As for claims about payments to a party-in-interest plaintiff Dezelan alleged that the investments deposited into the Separate Account are “pooled and invested with Voya’s general account,” but unlike her original complaint, did not allege that Voya “transferred” funds from the Separate Account to its general account, but suggests that Voya essentially “deposits” the excess funds into its general account because “it is simply a matter of allocation in [Voya’s] books and records” since Voya “owns all of the separate account assets…”.
Here again, though Judge Bolden noted that, “as with her original Complaint, Ms. Dezelan has not alleged facts that suggest that Voya has abused its discretion by retaining any Plan assets. She does not allege a specific instance when Voya ‘divested’ the Plan assets or used Plan assets for [its] own personal use and benefit.” Rather, he explains, “she simply alleges that Connecticut law gives Voya the discretion to keep the Spread” and it “likely” does so because it “must [to comply with Connecticut law] have allocated this excess Spread to either its general account or some other account.”
Rather than alleging specific misconduct, the complaint merely states that, “[i]t is simply implausible that [Voya] … would leave tens of millions of dollars sitting in a separate account for absolutely no purpose when Connecticut law permits it to use that money for other corporate purposes.” Bolden noted that “Ms. Dezelan again asks the Court to presume that Voya engaged in a prohibited transaction merely because it had the ability to do so” – and, in response he wrote, “The Court, again, will decline to do so.”
“While ERISA’s prohibited transaction provision is broad, and demands ‘complete loyalty’ to Plan participants, the Amended Complaint must give rise to a reasonable inference that the defendant committed the alleged misconduct,” he wrote.

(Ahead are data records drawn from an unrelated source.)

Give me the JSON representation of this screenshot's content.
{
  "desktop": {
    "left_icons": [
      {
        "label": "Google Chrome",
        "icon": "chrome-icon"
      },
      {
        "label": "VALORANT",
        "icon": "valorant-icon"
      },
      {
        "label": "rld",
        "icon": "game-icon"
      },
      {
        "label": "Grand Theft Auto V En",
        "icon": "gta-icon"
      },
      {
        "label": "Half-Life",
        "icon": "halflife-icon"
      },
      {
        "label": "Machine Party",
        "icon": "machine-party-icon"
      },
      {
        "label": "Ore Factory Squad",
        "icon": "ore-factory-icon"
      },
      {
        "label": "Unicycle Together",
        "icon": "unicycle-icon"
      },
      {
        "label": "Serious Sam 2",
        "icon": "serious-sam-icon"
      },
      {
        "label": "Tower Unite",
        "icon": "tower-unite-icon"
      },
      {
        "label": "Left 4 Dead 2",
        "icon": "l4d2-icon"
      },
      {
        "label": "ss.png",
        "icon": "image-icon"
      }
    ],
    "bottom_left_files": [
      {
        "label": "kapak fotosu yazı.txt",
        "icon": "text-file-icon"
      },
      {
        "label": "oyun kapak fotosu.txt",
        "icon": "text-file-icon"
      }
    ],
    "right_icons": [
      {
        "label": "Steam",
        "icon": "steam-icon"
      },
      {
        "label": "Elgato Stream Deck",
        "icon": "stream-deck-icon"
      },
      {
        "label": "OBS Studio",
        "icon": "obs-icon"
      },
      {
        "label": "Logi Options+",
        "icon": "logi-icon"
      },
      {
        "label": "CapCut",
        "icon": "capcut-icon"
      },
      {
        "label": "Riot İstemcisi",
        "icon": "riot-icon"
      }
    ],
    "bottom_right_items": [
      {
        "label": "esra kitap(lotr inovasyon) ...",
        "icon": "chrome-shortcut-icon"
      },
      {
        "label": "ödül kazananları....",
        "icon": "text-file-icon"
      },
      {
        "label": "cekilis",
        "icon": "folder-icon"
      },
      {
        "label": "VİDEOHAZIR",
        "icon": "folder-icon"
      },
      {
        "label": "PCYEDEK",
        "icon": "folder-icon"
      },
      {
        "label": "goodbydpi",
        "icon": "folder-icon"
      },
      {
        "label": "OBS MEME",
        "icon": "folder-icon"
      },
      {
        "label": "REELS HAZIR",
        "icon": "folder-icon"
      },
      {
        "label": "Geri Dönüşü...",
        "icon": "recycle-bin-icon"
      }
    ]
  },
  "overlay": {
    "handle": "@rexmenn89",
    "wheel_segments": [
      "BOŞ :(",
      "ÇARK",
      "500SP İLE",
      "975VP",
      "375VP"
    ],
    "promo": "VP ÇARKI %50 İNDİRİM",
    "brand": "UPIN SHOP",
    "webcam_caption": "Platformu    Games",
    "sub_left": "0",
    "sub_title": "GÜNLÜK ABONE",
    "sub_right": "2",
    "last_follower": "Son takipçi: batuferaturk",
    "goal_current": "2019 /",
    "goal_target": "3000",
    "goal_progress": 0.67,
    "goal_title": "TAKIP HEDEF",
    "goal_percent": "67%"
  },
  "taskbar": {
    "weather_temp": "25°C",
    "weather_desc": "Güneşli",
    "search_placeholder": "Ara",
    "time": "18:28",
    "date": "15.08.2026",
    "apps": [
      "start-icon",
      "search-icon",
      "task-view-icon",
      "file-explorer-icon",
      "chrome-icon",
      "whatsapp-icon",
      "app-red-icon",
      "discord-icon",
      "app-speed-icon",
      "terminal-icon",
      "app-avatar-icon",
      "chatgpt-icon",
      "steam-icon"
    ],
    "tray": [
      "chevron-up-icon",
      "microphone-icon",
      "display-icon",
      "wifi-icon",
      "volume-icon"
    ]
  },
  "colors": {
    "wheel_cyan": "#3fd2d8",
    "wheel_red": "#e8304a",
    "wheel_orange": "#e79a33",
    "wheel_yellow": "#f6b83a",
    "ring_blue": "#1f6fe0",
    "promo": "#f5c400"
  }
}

And ultimately, “because the Court has given Ms. Dezelan leave to amend her Complaint once, the Court will not grant further leave to amend her Complaint and will dismiss this case with prejudice.”